(Saved data entries)

——

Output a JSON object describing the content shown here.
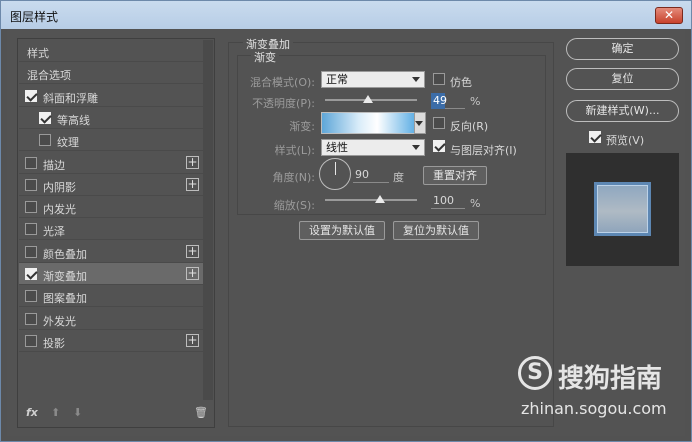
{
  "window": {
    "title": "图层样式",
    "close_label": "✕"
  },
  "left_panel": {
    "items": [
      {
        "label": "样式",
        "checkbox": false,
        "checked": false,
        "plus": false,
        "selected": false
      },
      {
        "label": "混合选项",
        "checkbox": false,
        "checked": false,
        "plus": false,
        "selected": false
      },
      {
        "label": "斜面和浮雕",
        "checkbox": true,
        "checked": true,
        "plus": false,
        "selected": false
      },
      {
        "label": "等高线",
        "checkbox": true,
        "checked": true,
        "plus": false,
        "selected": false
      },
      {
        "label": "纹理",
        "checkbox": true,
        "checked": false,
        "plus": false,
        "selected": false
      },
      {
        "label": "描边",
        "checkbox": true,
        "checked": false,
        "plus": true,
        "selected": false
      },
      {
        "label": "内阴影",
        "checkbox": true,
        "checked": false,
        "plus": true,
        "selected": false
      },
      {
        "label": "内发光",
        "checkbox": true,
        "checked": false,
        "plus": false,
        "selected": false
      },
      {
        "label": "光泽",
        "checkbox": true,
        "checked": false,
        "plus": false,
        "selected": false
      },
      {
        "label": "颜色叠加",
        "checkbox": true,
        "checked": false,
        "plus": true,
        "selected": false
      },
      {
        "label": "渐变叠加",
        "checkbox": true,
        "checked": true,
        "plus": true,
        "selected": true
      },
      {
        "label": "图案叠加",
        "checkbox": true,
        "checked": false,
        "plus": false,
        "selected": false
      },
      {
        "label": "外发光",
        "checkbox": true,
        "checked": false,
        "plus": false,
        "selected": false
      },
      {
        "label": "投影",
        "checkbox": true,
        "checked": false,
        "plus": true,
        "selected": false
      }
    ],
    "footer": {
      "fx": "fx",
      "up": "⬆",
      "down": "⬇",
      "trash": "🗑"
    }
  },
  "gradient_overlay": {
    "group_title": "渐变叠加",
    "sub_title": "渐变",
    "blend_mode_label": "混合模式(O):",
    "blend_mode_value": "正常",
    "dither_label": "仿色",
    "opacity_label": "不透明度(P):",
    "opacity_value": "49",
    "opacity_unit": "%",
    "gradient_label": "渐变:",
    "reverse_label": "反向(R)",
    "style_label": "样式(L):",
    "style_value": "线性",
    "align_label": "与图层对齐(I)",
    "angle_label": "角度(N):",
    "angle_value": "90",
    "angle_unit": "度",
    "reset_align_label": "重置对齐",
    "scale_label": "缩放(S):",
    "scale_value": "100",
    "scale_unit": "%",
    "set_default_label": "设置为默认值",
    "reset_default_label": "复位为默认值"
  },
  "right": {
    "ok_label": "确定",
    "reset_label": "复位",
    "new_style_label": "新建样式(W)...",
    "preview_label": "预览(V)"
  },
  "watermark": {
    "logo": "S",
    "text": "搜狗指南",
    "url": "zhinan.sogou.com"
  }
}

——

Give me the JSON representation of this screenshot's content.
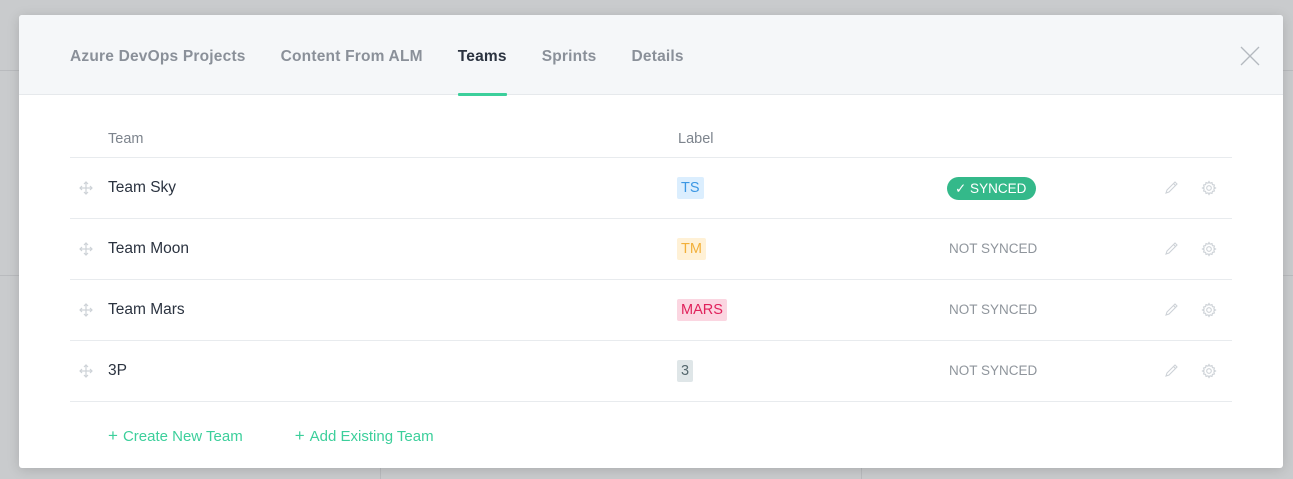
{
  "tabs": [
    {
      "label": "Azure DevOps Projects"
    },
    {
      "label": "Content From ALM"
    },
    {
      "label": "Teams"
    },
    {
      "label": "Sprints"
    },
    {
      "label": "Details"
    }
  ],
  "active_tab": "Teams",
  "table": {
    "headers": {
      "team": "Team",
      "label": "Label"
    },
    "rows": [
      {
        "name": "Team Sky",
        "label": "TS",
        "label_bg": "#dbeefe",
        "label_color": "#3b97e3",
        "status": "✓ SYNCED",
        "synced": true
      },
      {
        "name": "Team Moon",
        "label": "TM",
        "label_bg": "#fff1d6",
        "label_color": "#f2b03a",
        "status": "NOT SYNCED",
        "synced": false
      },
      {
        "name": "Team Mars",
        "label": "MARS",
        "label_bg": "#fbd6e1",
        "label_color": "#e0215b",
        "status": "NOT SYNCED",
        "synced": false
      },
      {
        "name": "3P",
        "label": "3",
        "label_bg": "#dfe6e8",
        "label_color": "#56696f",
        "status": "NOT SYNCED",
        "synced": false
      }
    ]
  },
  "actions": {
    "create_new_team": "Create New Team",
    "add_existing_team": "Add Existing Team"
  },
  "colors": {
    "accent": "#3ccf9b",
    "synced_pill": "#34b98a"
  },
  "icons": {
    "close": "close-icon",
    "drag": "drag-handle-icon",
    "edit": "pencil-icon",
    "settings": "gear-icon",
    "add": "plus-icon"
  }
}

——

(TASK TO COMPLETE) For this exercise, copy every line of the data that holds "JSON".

(RESULT OF THE EXERCISE)
Output a JSON object describing the content shown here.
Give me the JSON representation of this screenshot's content.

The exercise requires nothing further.